# ACTIVITY
Search the records for the string "Volume" and copy every line where it turns up.

[EXTRACTED INFORMATION — start]

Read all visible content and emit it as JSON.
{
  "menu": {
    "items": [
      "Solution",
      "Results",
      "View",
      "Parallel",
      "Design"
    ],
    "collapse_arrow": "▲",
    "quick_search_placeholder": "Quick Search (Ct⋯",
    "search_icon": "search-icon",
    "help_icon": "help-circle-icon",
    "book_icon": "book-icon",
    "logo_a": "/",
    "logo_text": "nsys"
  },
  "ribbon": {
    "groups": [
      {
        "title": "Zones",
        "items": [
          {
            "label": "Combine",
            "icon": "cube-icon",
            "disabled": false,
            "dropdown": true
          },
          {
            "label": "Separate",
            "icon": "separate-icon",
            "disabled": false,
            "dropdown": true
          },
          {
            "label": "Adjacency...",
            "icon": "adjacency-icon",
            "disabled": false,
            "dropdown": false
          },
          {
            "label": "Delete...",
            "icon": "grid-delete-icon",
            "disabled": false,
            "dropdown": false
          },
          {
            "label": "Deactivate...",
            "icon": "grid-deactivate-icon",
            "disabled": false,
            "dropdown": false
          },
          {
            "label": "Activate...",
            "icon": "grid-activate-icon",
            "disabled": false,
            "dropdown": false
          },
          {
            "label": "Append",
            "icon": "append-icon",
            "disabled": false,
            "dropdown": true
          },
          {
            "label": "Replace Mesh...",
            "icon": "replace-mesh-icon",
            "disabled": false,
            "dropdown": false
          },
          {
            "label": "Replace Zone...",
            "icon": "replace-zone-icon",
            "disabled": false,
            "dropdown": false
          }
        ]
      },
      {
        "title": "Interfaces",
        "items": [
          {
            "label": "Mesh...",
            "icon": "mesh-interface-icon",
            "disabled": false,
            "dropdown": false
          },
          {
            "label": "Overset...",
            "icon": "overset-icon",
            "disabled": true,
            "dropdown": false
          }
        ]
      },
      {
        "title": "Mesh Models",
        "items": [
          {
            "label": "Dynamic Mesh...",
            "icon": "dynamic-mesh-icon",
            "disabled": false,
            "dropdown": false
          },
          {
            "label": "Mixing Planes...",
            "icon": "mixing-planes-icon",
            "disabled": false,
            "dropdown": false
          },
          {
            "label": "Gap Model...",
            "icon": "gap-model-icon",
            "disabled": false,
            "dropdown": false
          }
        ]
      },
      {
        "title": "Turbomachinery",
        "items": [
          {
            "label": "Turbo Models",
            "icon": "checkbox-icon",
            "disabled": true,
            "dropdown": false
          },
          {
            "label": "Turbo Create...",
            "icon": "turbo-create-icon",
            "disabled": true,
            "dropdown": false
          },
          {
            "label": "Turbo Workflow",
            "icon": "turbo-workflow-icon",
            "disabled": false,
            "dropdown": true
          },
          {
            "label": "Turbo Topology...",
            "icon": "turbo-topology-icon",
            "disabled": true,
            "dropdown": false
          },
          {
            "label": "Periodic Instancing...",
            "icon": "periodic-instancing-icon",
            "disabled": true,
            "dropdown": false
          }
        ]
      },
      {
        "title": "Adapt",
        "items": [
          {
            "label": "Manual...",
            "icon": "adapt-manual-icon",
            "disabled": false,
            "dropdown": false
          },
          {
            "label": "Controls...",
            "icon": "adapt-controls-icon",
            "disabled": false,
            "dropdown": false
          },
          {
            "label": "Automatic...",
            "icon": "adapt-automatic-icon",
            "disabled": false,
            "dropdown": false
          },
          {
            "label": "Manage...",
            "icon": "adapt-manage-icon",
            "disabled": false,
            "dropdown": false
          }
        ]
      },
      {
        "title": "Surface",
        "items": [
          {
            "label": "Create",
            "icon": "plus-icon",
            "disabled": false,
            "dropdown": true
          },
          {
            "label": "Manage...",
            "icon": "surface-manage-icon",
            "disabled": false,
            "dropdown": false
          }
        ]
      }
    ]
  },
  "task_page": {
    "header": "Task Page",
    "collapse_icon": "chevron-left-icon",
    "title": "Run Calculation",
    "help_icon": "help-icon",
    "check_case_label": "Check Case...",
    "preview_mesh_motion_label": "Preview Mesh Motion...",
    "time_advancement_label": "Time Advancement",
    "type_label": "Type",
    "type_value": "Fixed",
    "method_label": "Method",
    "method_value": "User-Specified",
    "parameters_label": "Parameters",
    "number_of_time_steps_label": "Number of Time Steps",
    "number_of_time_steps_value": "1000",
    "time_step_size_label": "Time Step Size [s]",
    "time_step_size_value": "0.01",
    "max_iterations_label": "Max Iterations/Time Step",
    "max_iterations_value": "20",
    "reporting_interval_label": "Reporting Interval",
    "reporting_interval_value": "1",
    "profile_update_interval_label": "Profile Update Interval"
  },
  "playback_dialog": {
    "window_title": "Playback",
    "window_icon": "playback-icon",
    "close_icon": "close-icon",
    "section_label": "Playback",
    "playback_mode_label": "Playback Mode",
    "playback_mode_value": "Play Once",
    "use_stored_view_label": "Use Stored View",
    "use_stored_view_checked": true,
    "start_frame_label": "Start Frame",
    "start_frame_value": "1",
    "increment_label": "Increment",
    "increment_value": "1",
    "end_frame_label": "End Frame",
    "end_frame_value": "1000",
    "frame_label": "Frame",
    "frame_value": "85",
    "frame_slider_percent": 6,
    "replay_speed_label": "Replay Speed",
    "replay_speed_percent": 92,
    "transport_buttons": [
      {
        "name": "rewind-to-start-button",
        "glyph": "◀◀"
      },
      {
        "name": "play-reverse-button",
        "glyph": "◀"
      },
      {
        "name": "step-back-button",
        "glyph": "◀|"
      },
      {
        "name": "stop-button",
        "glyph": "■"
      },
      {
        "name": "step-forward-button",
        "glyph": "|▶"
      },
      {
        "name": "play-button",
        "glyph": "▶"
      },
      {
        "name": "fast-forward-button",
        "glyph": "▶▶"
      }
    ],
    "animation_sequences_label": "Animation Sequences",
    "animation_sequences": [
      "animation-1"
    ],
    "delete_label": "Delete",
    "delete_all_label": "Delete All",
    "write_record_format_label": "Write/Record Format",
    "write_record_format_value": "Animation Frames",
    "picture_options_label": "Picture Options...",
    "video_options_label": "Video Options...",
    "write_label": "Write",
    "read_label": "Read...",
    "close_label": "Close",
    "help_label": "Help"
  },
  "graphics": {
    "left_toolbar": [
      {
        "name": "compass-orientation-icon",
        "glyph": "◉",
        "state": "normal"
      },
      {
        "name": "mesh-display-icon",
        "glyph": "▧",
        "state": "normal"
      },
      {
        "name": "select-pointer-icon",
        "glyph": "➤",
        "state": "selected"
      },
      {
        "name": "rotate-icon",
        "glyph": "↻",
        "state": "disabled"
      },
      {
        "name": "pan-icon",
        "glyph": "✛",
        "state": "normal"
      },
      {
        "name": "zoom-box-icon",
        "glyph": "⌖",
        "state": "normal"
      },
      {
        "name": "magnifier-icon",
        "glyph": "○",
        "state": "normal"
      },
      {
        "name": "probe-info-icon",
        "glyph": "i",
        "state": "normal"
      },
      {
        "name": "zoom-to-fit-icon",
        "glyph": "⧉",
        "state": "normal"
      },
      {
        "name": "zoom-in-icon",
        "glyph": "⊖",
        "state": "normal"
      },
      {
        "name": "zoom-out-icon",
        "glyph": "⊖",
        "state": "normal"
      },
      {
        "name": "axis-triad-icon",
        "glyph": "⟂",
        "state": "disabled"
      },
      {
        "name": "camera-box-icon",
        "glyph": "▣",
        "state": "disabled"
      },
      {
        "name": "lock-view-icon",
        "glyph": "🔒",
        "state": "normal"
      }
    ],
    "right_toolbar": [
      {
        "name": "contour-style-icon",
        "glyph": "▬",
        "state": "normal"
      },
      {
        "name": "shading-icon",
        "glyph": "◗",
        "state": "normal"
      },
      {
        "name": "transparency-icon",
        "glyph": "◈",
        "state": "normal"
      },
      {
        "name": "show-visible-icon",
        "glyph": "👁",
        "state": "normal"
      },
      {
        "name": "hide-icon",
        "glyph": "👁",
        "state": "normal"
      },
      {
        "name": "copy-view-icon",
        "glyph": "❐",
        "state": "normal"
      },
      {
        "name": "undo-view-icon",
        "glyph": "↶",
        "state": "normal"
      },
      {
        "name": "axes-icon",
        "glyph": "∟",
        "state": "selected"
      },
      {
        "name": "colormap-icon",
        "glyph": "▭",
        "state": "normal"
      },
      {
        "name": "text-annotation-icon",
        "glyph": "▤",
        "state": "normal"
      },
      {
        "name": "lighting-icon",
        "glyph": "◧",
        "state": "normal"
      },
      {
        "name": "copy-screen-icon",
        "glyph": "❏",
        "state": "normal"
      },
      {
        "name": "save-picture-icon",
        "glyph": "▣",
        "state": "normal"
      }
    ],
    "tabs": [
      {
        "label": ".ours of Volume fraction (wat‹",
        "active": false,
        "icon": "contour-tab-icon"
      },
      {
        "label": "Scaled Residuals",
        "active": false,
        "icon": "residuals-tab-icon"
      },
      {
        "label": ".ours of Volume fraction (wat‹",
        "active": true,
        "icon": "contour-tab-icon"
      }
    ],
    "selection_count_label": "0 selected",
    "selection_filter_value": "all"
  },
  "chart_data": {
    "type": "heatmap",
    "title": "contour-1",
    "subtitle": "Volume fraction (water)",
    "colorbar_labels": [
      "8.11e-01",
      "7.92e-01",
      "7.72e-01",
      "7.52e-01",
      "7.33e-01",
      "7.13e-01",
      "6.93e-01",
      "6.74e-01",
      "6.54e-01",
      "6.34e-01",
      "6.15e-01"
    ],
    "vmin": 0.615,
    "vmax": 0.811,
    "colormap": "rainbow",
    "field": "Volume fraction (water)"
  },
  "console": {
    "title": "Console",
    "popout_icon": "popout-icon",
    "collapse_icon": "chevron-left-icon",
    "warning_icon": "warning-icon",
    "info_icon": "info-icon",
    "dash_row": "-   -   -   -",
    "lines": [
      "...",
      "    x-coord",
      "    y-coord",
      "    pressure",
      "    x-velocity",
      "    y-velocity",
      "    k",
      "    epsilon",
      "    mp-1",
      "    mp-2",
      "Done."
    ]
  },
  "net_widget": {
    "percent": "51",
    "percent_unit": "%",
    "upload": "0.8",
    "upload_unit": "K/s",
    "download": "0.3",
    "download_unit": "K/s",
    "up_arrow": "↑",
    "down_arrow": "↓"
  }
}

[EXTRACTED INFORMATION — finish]

# TASK RESULT
        "label": ".ours of Volume fraction (wat‹",
        "label": ".ours of Volume fraction (wat‹",
    "subtitle": "Volume fraction (water)",
    "field": "Volume fraction (water)"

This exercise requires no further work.